Log in Register

Login to your account

Username *
Password *
Remember Me

Create an account

Fields marked with an asterisk (*) are required.
Name *
Username *
Password *
Verify password *
Email *
Verify email *

fb mb tw mb

Sunday 17th Dec 2017

As I’ve mentioned numerous times before, I prefer to follow a hitter heavy approach on draft day. Rather than shelling out big bucks on starting pitching, sometimes with the exception of one ace caliber guy, I instead go after bargains, turning my attention to a player’s career stats as opposed to strictly his results from the previous season. In last week’s column, I assembled a team of hitters that could be drafted at a significantly discounted price in 2015. Now, let’s focus on the pitching side.

SP Derek Holland - I’m not saying that Holland will be completely overlooked in drafts next spring, but at the same time, it’s highly likely that he will be undervalued. Don’t make the mistake of forgetting just how good he was in 2013, registering a 3.42 ERA, despite pitching his home games in a hitter-friendly park, while racking up 189 strikeouts. After spending the majority of this season on the DL following knee surgery, the Rangers southpaw returned to action earlier this month and has been absolutely dominant, going 2-0 with a 1.31 ERA, 1.02 WHIP and 24-to-4 K/BB ratio through five starts. Unlike a year ago, Holland will go through a normal off-season and will slot in right behind Yu Darvish in the Rangers’ 2015 rotation. Draft him as your fourth or fifth starter in mixed leagues and enjoy the profit.

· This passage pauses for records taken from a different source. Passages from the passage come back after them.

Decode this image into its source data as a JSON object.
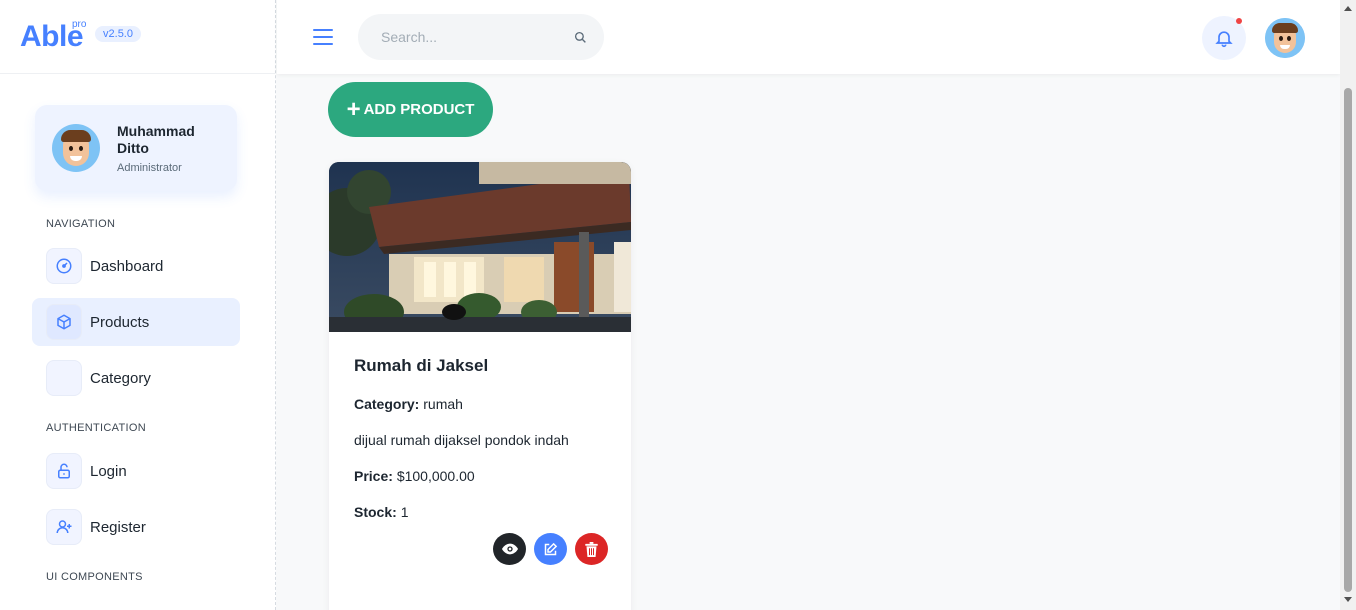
{
  "brand": {
    "name": "Able",
    "badge": "pro",
    "version": "v2.5.0"
  },
  "user": {
    "name": "Muhammad Ditto",
    "role": "Administrator"
  },
  "nav": {
    "caption_navigation": "NAVIGATION",
    "caption_authentication": "AUTHENTICATION",
    "caption_ui": "UI COMPONENTS",
    "items": [
      {
        "label": "Dashboard",
        "icon": "gauge-icon"
      },
      {
        "label": "Products",
        "icon": "box-icon",
        "active": true
      },
      {
        "label": "Category",
        "icon": "blank-icon"
      },
      {
        "label": "Login",
        "icon": "lock-icon"
      },
      {
        "label": "Register",
        "icon": "user-plus-icon"
      }
    ]
  },
  "header": {
    "search_placeholder": "Search..."
  },
  "main": {
    "add_button_label": "ADD PRODUCT"
  },
  "product": {
    "title": "Rumah di Jaksel",
    "category_label": "Category:",
    "category_value": "rumah",
    "description": "dijual rumah dijaksel pondok indah",
    "price_label": "Price:",
    "price_value": "$100,000.00",
    "stock_label": "Stock:",
    "stock_value": "1"
  },
  "colors": {
    "primary": "#4680ff",
    "success": "#2ca87f",
    "danger": "#dc2626",
    "dark": "#212529"
  }
}
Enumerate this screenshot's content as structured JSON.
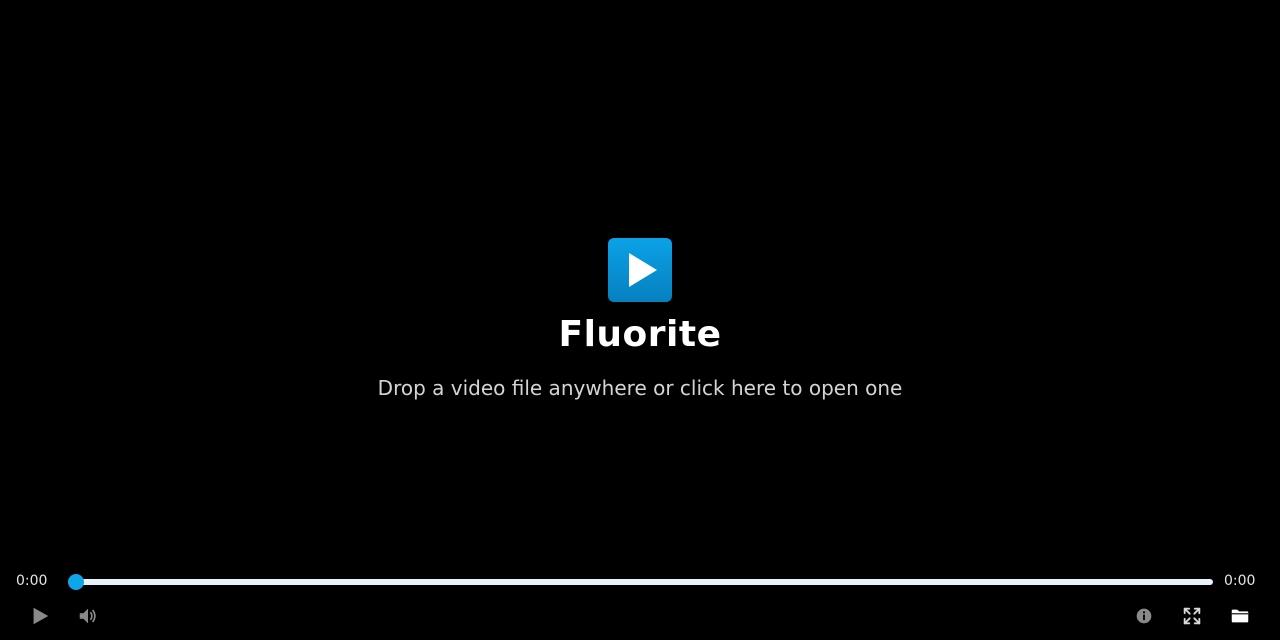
{
  "app": {
    "title": "Fluorite",
    "hint": "Drop a video file anywhere or click here to open one"
  },
  "player": {
    "current_time": "0:00",
    "duration": "0:00",
    "progress": 0
  },
  "icons": {
    "logo": "play-logo-icon",
    "play": "play-icon",
    "volume": "volume-icon",
    "info": "info-icon",
    "fullscreen": "fullscreen-icon",
    "open": "folder-icon"
  },
  "colors": {
    "accent": "#0ea5e9",
    "background": "#000000",
    "track": "#e8f2fb",
    "icon": "#8a8a8a"
  }
}
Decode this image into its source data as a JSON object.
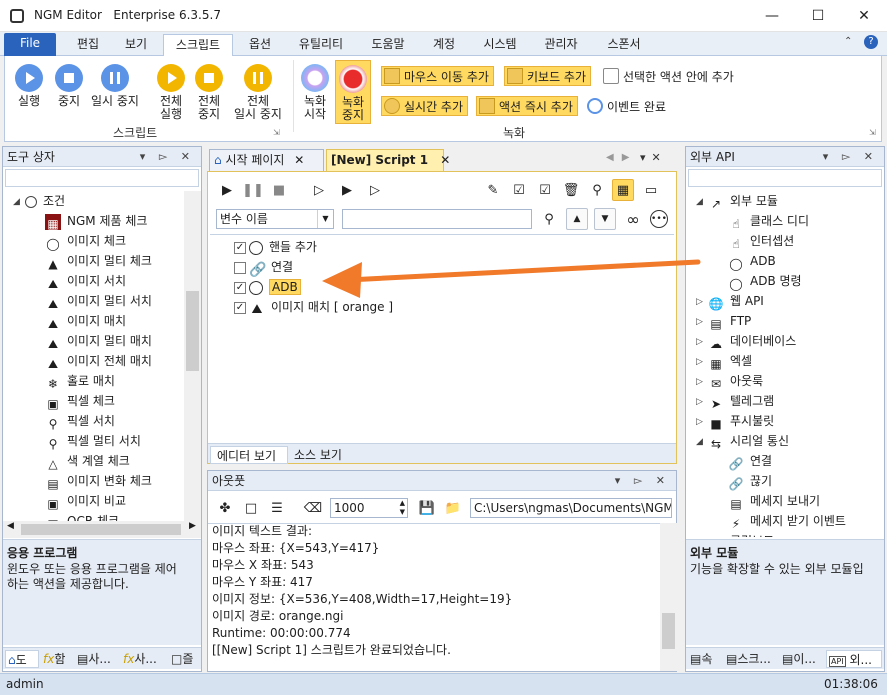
{
  "window": {
    "title": "NGM Editor",
    "edition": "Enterprise 6.3.5.7"
  },
  "menu": {
    "file": "File",
    "tabs": [
      "편집",
      "보기",
      "스크립트",
      "옵션",
      "유틸리티",
      "도움말",
      "계정",
      "시스템",
      "관리자",
      "스폰서"
    ]
  },
  "ribbon": {
    "run": "실행",
    "stop": "중지",
    "pause": "일시 중지",
    "run_all_1": "전체",
    "run_all_2": "실행",
    "stop_all_1": "전체",
    "stop_all_2": "중지",
    "pause_all_1": "전체",
    "pause_all_2": "일시 중지",
    "script_group": "스크립트",
    "rec_start_1": "녹화",
    "rec_start_2": "시작",
    "rec_stop_1": "녹화",
    "rec_stop_2": "중지",
    "mouse_move": "마우스 이동 추가",
    "keyboard_add": "키보드 추가",
    "in_selected": "선택한 액션 안에 추가",
    "realtime_add": "실시간 추가",
    "instant_add": "액션 즉시 추가",
    "event_done": "이벤트 완료",
    "rec_group": "녹화"
  },
  "toolbox": {
    "title": "도구 상자",
    "root": "조건",
    "items": [
      "NGM 제품 체크",
      "이미지 체크",
      "이미지 멀티 체크",
      "이미지 서치",
      "이미지 멀티 서치",
      "이미지 매치",
      "이미지 멀티 매치",
      "이미지 전체 매치",
      "홀로 매치",
      "픽셀 체크",
      "픽셀 서치",
      "픽셀 멀티 서치",
      "색 계열 체크",
      "이미지 변화 체크",
      "이미지 비교",
      "OCR 체크"
    ],
    "desc_title": "응용 프로그램",
    "desc_text_1": "윈도우 또는 응용 프로그램을 제어",
    "desc_text_2": "하는 액션을 제공합니다.",
    "bottom_tabs": [
      "도",
      "함",
      "사...",
      "사...",
      "즐"
    ]
  },
  "editor": {
    "tab_start": "시작 페이지",
    "tab_script": "[New] Script 1",
    "var_placeholder": "변수 이름",
    "actions": [
      {
        "label": "핸들 추가",
        "checked": true
      },
      {
        "label": "연결",
        "checked": false
      },
      {
        "label": "ADB",
        "checked": true
      },
      {
        "label": "이미지 매치 [ orange ]",
        "checked": true
      }
    ],
    "view_editor": "에디터 보기",
    "view_source": "소스 보기"
  },
  "output": {
    "title": "아웃풋",
    "count": "1000",
    "path": "C:\\Users\\ngmas\\Documents\\NGM6\\",
    "lines": [
      "이미지 텍스트 결과:",
      "마우스 좌표: {X=543,Y=417}",
      "마우스 X 좌표: 543",
      "마우스 Y 좌표: 417",
      "이미지 정보: {X=536,Y=408,Width=17,Height=19}",
      "이미지 경로: orange.ngi",
      "Runtime: 00:00:00.774",
      "[[New] Script 1] 스크립트가 완료되었습니다."
    ]
  },
  "external": {
    "title": "외부 API",
    "modules": "외부 모듈",
    "module_items": [
      "클래스 디디",
      "인터셉션",
      "ADB",
      "ADB 명령"
    ],
    "groups": [
      "웹 API",
      "FTP",
      "데이터베이스",
      "엑셀",
      "아웃룩",
      "텔레그램",
      "푸시불릿"
    ],
    "serial": "시리얼 통신",
    "serial_items": [
      "연결",
      "끊기",
      "메세지 보내기",
      "메세지 받기 이벤트"
    ],
    "last": "클립보드",
    "desc_title": "외부 모듈",
    "desc_text": "기능을 확장할 수 있는 외부 모듈입",
    "bottom_tabs": [
      "속",
      "스크...",
      "이...",
      "외..."
    ]
  },
  "status": {
    "user": "admin",
    "time": "01:38:06"
  },
  "colors": {
    "accent": "#2a63bc",
    "highlight": "#ffd960",
    "arrow": "#f07a2a"
  }
}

SP Gerrit Cole – Injuries have limited Cole to 21 starts this season and outside of the strikeouts department, all of his stats have taken a step in the wrong direction. This is good news if you’re planning on targeting him next year. Seriously, how many 24-year-old starting pitchers would sign up for a 3.78 ERA and 1.24 WHIP? As a former #1 overall pick, the kid obviously has tons of talent, and I’m looking forward to seeing what a fully healthy, 200-plus inning campaign could bring.

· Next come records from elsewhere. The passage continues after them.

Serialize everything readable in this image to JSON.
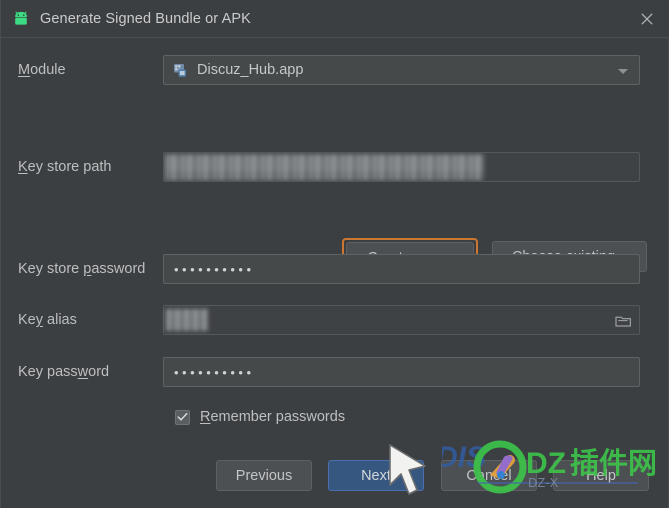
{
  "window": {
    "title": "Generate Signed Bundle or APK",
    "app_icon": "android-robot-icon",
    "close_icon": "close-icon"
  },
  "form": {
    "module": {
      "label": "Module",
      "mnemonic": "M",
      "value": "Discuz_Hub.app",
      "icon": "android-module-icon",
      "dropdown_icon": "chevron-down-icon"
    },
    "key_store_path": {
      "label": "Key store path",
      "mnemonic": "K",
      "value": "",
      "redacted": true
    },
    "create_new": {
      "label": "Create new...",
      "mnemonic": "C",
      "focused": true,
      "focus_color": "#cc7832"
    },
    "choose_existing": {
      "label": "Choose existing...",
      "mnemonic": "h"
    },
    "key_store_password": {
      "label": "Key store password",
      "mnemonic": "p",
      "value": "••••••••••",
      "masked": true
    },
    "key_alias": {
      "label": "Key alias",
      "mnemonic": "y",
      "value": "",
      "redacted": true,
      "browse_icon": "folder-icon"
    },
    "key_password": {
      "label": "Key password",
      "mnemonic": "w",
      "value": "••••••••••",
      "masked": true
    },
    "remember_passwords": {
      "label": "Remember passwords",
      "mnemonic": "R",
      "checked": true,
      "check_icon": "checkmark-icon"
    }
  },
  "buttons": {
    "previous": {
      "label": "Previous",
      "mnemonic": "P"
    },
    "next": {
      "label": "Next",
      "mnemonic": "N",
      "default": true,
      "color": "#365880"
    },
    "cancel": {
      "label": "Cancel",
      "mnemonic": "C"
    },
    "help": {
      "label": "Help",
      "mnemonic": "H"
    }
  },
  "overlay": {
    "watermark_text": "DZ插件网",
    "watermark_secondary": "DIS",
    "watermark_tertiary": "DZ-X",
    "watermark_color": "#3dc24a",
    "cursor_icon": "mouse-pointer-icon"
  },
  "theme": {
    "background": "#3c3f41",
    "field_background": "#45494a",
    "text": "#bdbfc1",
    "accent": "#cc7832",
    "default_button": "#365880"
  }
}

SP Matt Cain – Maybe I’m letting my emotions overtake my better judgment. Maybe not. Either way, I can’t help it. Cain has been one of my favorite players to own ever since he broke into the big leagues thanks to his durability and consistency. So much for that. 2014 marked the first time since his rookie campaign that Cain has failed to make at least 30 starts in a season, as elbow surgery put a premature end to his year, and it’s not like he was pitching all that well anyway. He also underwent ankle surgery but will be good to go for spring training and will turn 30 later this week, so he’s far from an old man. The extent of the discount for Cain’s services in 2015 remains to be seen, but chances are I’ll be a buyer.

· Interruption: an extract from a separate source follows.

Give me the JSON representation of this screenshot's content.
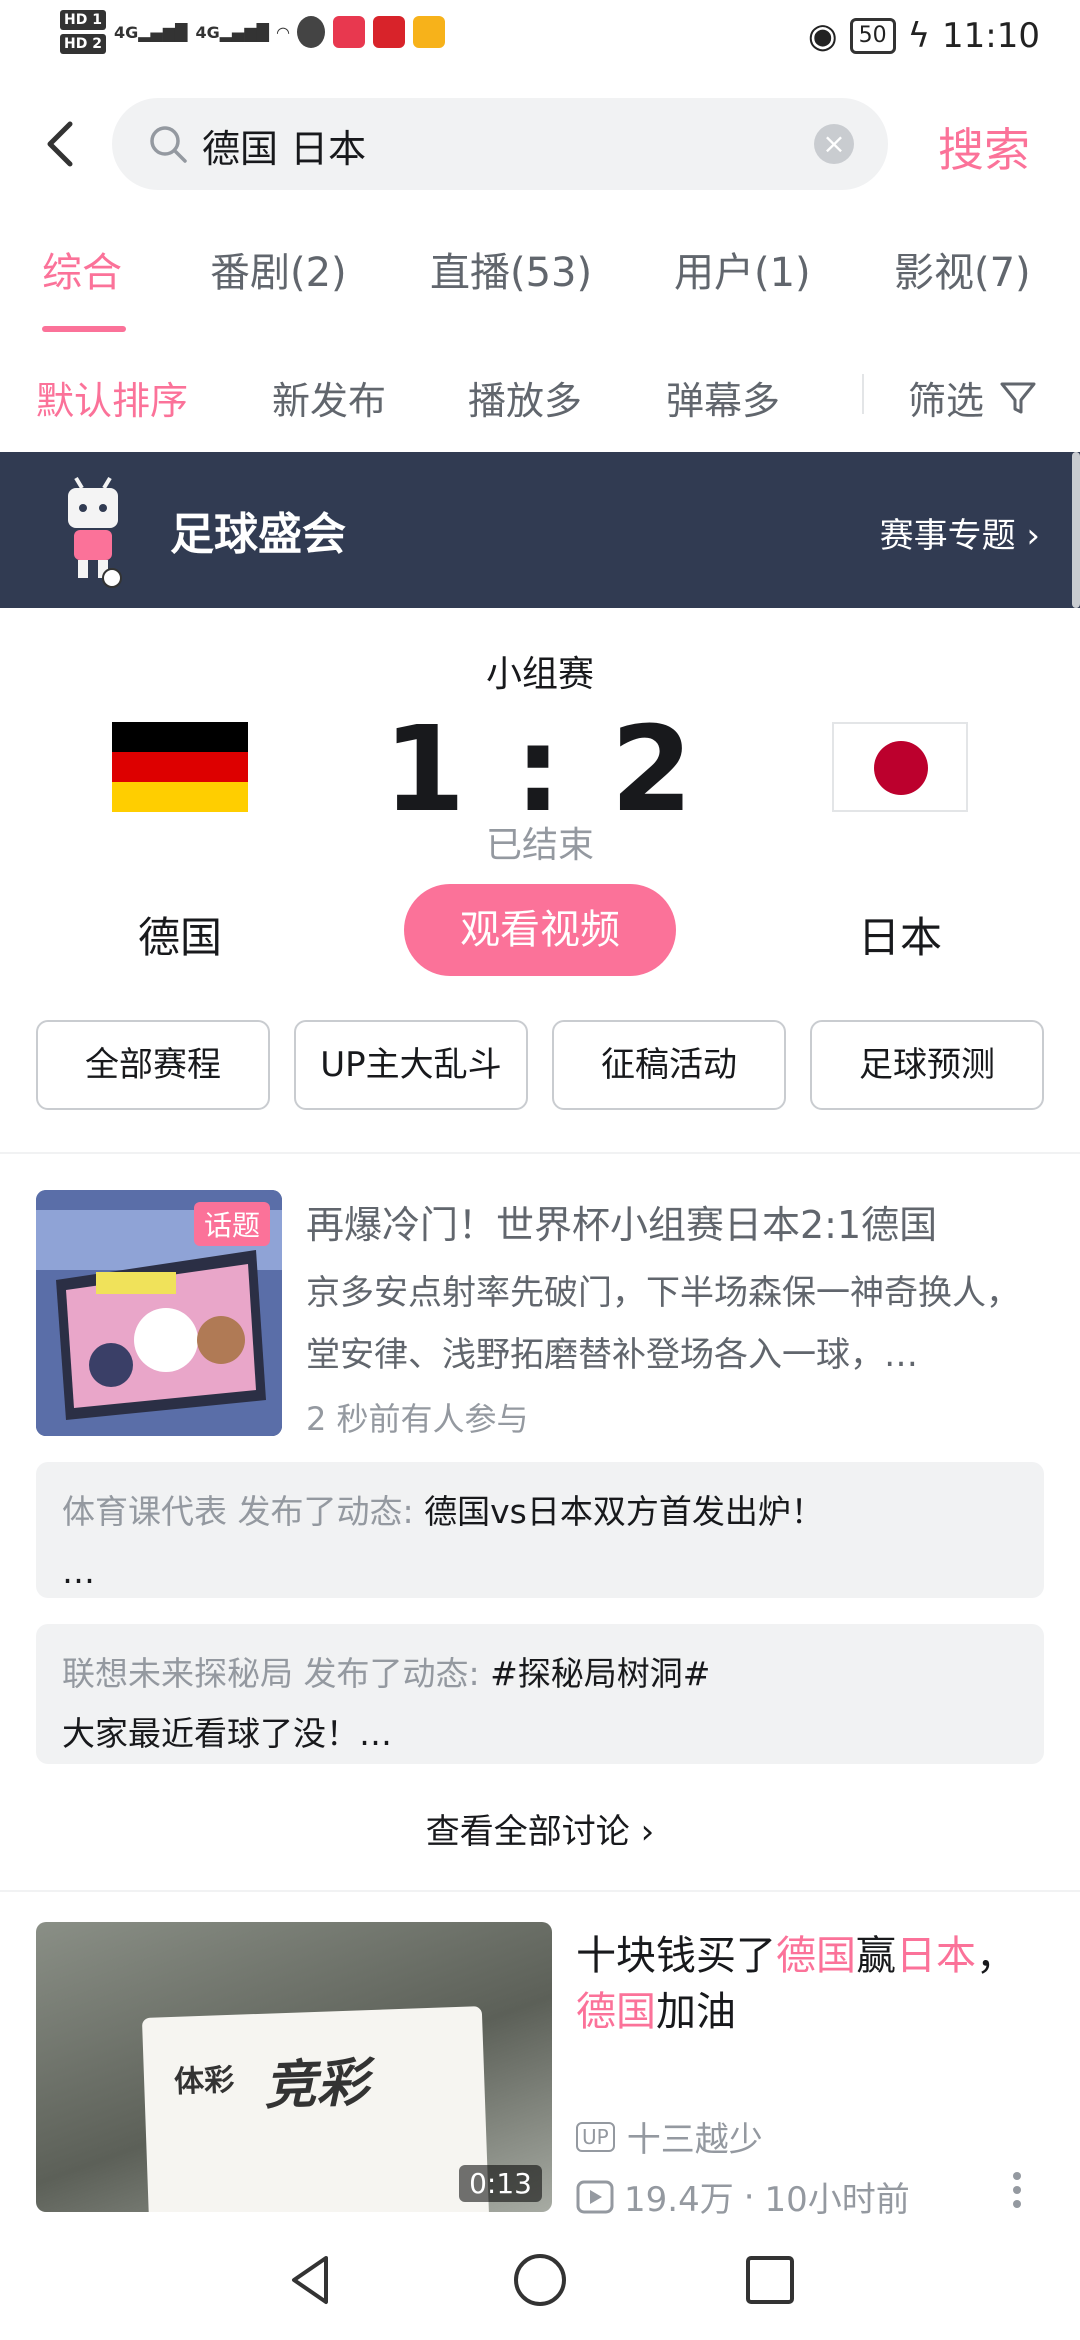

SP Shelby Miller – After putting together a stellar rookie campaign in 2013, Miller has been the model of inconsistency this year. But take a closer look at his stats and you will see that his post-All Star break numbers are outstanding (3-1, 2.92 ERA, 0.99 WHIP). His mediocre strikeout rate is somewhat puzzling, as he whiffed nearly a batter per inning last year. Still though, if he can make modest strides in that area next season, we could once again be talking about a solid mid-rotation fantasy starter. And the best thing is that you’ll be able to draft him for the price of a back end of the rotation guy.

SP Michael Pineda – Sure, the injury risk label will always be there with Pineda, and for good reason. But when healthy, there are few better pitchers in all of baseball, and the results this season have been tremendous. Don’t forget about this Yankee righty when rounding out your staff next year, though it’s possible that you will need to pay full price for him. The Yankees are a fairly popular team, and players on popular teams do not usually fly under the radar.

CL Neftali Feliz – When Feliz took over as the Rangers closer following the trade of Joakim Soria, all the talk was about his diminished velocity and how it was only a matter of time before he would pitch himself out of the ninth inning gig. Not quite. Since the promotion, Feliz has converted 12 of his 13 save chances while posting a 1.77 ERA and 1.03 WHIP. The bottom line is that despite the lower velocity, he’s managed to get the job done, and there’s a decent chance that the velocity will improve with time as Feliz becomes further removed from his Tommy John surgery. Keep in mind that not too long ago, he was a top-10 fantasy closer. Would I be surprised to see him return to that level if given the opportunity? Not at all.

Add comment

Security code

Latest Tweets

CS 20 ball 600